Swift also wrote, directed, and starred in All Too Well: The Short Film alongside Stranger Things actress Sadie Sink and Teen Wolf actor Dylan O’Brien. At the premiere of the film, Swift told The Associated Press that she created the film to give back to her supporters, “This is all about what the fans have turned this song into. It was never a single, never had a video, it never had a visual element to it, but they pretty much created their own imaginary cinematic universe for it, so this is just me following through on what they started and what they told me they wanted.”
I had the opportunity to see an advance screening of the short film, and the energy within the theater was nothing short of lively. Surrounding me were hundreds of fans across all generations, some traveling from as far as Dallas, Texas, to watch the song finally being brought to life on the big screen. When the lights finally began to dim, and the thunderous applause began, it was clear that the film was more than just a visualization of a fan favorite song; it was a moment that invoked self-reflection. The film allowed fans to witness Swift’s growth over the past nine years, ultimately reminding them of their own.
Red (Taylor’s Version) is a transformative experience for fans and allows us to rethink the ways music can so beautifully unite the past with the present.
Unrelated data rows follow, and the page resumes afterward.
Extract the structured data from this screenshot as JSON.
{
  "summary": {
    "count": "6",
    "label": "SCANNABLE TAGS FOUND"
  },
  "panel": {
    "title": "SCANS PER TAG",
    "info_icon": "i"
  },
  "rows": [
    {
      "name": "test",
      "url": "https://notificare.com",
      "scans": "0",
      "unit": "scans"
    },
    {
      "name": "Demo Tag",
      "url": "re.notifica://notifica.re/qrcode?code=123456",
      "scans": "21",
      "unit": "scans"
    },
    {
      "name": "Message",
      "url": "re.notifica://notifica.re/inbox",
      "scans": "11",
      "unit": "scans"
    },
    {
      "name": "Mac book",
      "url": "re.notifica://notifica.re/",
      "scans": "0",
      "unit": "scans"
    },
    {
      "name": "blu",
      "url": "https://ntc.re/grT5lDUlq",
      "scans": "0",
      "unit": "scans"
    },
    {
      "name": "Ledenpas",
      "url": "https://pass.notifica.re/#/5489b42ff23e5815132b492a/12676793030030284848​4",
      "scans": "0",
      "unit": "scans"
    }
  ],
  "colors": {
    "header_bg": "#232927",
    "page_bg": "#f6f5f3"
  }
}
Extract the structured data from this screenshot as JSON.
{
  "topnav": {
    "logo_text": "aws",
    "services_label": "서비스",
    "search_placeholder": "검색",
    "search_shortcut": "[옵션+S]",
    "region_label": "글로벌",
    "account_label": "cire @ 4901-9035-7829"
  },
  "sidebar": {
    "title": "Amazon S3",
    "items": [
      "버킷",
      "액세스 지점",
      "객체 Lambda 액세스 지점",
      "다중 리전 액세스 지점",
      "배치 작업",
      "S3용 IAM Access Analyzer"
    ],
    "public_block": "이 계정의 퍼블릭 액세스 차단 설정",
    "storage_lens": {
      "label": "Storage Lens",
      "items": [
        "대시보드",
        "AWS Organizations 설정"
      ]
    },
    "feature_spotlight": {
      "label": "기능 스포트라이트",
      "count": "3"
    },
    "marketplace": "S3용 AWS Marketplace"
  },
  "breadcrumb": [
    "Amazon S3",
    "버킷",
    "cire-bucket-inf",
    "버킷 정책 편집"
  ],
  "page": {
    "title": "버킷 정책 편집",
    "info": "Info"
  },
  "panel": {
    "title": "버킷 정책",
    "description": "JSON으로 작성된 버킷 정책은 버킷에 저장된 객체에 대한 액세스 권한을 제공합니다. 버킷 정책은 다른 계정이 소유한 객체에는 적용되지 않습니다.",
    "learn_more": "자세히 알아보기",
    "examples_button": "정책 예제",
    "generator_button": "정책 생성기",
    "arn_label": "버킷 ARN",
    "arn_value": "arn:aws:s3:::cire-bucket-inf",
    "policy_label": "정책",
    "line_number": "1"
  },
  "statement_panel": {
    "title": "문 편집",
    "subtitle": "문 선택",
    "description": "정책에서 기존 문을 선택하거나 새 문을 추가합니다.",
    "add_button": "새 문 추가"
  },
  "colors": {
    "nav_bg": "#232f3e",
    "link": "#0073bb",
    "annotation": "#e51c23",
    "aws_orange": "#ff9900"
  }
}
I owe some of my greatest childhood memories to Swift, so I am beyond excited to see what new ones I will make with her version of Red.